Write the data out again in full, with no departure from the original.
#### MATERIAL TO PROCESS ####
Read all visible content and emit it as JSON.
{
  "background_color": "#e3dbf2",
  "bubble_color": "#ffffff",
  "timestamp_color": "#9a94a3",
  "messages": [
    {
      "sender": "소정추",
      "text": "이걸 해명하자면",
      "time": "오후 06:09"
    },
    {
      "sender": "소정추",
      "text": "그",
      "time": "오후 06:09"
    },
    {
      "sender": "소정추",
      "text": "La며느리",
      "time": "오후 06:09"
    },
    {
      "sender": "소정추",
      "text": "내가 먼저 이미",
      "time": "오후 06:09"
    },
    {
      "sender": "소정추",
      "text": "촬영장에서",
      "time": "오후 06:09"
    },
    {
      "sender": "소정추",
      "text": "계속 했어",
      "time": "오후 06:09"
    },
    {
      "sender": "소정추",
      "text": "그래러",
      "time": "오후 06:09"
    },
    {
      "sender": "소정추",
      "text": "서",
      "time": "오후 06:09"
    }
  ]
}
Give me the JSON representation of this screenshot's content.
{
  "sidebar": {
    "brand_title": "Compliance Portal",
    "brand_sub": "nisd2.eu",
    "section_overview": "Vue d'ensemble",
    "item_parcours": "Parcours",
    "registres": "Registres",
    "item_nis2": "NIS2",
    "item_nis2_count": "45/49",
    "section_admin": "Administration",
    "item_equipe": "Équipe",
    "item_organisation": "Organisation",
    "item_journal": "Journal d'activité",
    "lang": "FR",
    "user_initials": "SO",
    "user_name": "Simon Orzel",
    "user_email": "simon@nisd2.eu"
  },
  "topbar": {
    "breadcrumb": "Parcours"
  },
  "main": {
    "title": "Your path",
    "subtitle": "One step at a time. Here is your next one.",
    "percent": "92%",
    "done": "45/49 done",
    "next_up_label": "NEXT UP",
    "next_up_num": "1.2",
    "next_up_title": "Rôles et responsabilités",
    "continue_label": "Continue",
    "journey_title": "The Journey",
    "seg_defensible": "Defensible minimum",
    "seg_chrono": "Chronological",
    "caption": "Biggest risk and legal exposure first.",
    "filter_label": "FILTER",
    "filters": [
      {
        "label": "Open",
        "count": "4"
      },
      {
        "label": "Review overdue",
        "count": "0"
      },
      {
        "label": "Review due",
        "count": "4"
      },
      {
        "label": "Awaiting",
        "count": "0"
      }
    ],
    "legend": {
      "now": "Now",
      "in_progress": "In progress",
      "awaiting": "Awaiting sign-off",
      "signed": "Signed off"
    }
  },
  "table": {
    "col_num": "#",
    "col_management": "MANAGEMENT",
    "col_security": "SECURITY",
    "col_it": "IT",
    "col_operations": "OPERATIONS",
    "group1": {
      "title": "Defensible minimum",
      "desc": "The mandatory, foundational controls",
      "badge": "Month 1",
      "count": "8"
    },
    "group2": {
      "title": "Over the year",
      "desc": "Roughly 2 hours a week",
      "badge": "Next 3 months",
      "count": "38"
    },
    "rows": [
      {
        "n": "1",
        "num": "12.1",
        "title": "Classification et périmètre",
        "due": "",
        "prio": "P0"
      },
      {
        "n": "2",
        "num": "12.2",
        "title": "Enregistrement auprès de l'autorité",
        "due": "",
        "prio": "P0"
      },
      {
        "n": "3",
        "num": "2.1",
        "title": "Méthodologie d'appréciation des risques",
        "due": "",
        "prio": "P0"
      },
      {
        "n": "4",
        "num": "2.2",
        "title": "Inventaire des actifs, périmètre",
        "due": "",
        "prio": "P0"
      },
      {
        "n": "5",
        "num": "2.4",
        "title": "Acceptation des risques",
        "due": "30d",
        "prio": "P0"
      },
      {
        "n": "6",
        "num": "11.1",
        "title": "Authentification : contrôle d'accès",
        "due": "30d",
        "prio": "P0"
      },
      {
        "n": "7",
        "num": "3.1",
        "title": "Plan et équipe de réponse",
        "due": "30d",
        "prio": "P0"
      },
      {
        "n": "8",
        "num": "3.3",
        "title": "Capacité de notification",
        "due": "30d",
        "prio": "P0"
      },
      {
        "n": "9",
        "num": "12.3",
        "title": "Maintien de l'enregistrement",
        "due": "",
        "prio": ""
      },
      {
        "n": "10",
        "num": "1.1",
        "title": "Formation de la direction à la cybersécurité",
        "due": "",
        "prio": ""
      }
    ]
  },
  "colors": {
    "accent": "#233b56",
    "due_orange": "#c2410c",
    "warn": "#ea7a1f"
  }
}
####
OUTPUT OF THE EXERCISE =
Read all visible content and emit it as JSON.
{
  "background_color": "#e3dbf2",
  "bubble_color": "#ffffff",
  "timestamp_color": "#9a94a3",
  "messages": [
    {
      "sender": "소정추",
      "text": "이걸 해명하자면",
      "time": "오후 06:09"
    },
    {
      "sender": "소정추",
      "text": "그",
      "time": "오후 06:09"
    },
    {
      "sender": "소정추",
      "text": "La며느리",
      "time": "오후 06:09"
    },
    {
      "sender": "소정추",
      "text": "내가 먼저 이미",
      "time": "오후 06:09"
    },
    {
      "sender": "소정추",
      "text": "촬영장에서",
      "time": "오후 06:09"
    },
    {
      "sender": "소정추",
      "text": "계속 했어",
      "time": "오후 06:09"
    },
    {
      "sender": "소정추",
      "text": "그래러",
      "time": "오후 06:09"
    },
    {
      "sender": "소정추",
      "text": "서",
      "time": "오후 06:09"
    }
  ]
}
Give me the JSON representation of this screenshot's content.
{
  "sidebar": {
    "brand_title": "Compliance Portal",
    "brand_sub": "nisd2.eu",
    "section_overview": "Vue d'ensemble",
    "item_parcours": "Parcours",
    "registres": "Registres",
    "item_nis2": "NIS2",
    "item_nis2_count": "45/49",
    "section_admin": "Administration",
    "item_equipe": "Équipe",
    "item_organisation": "Organisation",
    "item_journal": "Journal d'activité",
    "lang": "FR",
    "user_initials": "SO",
    "user_name": "Simon Orzel",
    "user_email": "simon@nisd2.eu"
  },
  "topbar": {
    "breadcrumb": "Parcours"
  },
  "main": {
    "title": "Your path",
    "subtitle": "One step at a time. Here is your next one.",
    "percent": "92%",
    "done": "45/49 done",
    "next_up_label": "NEXT UP",
    "next_up_num": "1.2",
    "next_up_title": "Rôles et responsabilités",
    "continue_label": "Continue",
    "journey_title": "The Journey",
    "seg_defensible": "Defensible minimum",
    "seg_chrono": "Chronological",
    "caption": "Biggest risk and legal exposure first.",
    "filter_label": "FILTER",
    "filters": [
      {
        "label": "Open",
        "count": "4"
      },
      {
        "label": "Review overdue",
        "count": "0"
      },
      {
        "label": "Review due",
        "count": "4"
      },
      {
        "label": "Awaiting",
        "count": "0"
      }
    ],
    "legend": {
      "now": "Now",
      "in_progress": "In progress",
      "awaiting": "Awaiting sign-off",
      "signed": "Signed off"
    }
  },
  "table": {
    "col_num": "#",
    "col_management": "MANAGEMENT",
    "col_security": "SECURITY",
    "col_it": "IT",
    "col_operations": "OPERATIONS",
    "group1": {
      "title": "Defensible minimum",
      "desc": "The mandatory, foundational controls",
      "badge": "Month 1",
      "count": "8"
    },
    "group2": {
      "title": "Over the year",
      "desc": "Roughly 2 hours a week",
      "badge": "Next 3 months",
      "count": "38"
    },
    "rows": [
      {
        "n": "1",
        "num": "12.1",
        "title": "Classification et périmètre",
        "due": "",
        "prio": "P0"
      },
      {
        "n": "2",
        "num": "12.2",
        "title": "Enregistrement auprès de l'autorité",
        "due": "",
        "prio": "P0"
      },
      {
        "n": "3",
        "num": "2.1",
        "title": "Méthodologie d'appréciation des risques",
        "due": "",
        "prio": "P0"
      },
      {
        "n": "4",
        "num": "2.2",
        "title": "Inventaire des actifs, périmètre",
        "due": "",
        "prio": "P0"
      },
      {
        "n": "5",
        "num": "2.4",
        "title": "Acceptation des risques",
        "due": "30d",
        "prio": "P0"
      },
      {
        "n": "6",
        "num": "11.1",
        "title": "Authentification : contrôle d'accès",
        "due": "30d",
        "prio": "P0"
      },
      {
        "n": "7",
        "num": "3.1",
        "title": "Plan et équipe de réponse",
        "due": "30d",
        "prio": "P0"
      },
      {
        "n": "8",
        "num": "3.3",
        "title": "Capacité de notification",
        "due": "30d",
        "prio": "P0"
      },
      {
        "n": "9",
        "num": "12.3",
        "title": "Maintien de l'enregistrement",
        "due": "",
        "prio": ""
      },
      {
        "n": "10",
        "num": "1.1",
        "title": "Formation de la direction à la cybersécurité",
        "due": "",
        "prio": ""
      }
    ]
  },
  "colors": {
    "accent": "#233b56",
    "due_orange": "#c2410c",
    "warn": "#ea7a1f"
  }
}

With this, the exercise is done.